Interface dataset entries:
[Start of Attachment]
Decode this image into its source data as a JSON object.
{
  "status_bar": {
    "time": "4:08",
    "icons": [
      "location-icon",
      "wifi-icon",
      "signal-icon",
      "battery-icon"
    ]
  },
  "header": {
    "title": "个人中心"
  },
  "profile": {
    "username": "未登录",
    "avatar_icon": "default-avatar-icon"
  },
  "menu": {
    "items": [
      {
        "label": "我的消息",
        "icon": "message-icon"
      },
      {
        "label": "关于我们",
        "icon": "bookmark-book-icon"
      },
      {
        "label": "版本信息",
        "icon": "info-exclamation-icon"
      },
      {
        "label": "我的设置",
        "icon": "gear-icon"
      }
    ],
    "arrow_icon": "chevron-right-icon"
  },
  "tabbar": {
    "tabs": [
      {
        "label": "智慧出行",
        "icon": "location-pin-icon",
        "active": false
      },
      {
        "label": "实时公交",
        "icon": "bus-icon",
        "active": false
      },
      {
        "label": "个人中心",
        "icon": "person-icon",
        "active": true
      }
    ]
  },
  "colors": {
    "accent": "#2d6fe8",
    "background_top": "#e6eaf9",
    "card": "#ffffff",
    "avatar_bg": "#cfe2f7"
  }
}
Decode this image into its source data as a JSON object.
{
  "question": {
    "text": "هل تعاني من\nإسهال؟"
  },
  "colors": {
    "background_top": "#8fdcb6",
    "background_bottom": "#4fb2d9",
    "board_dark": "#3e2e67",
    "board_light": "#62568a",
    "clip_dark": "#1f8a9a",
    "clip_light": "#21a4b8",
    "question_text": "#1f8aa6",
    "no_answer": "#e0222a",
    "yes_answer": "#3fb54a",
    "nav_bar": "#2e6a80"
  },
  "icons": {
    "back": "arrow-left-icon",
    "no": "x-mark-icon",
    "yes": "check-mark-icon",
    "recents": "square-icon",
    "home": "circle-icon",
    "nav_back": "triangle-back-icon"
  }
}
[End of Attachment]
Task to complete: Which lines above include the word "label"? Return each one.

Task solution:
        "label": "我的消息",
        "label": "关于我们",
        "label": "版本信息",
        "label": "我的设置",
        "label": "智慧出行",
        "label": "实时公交",
        "label": "个人中心",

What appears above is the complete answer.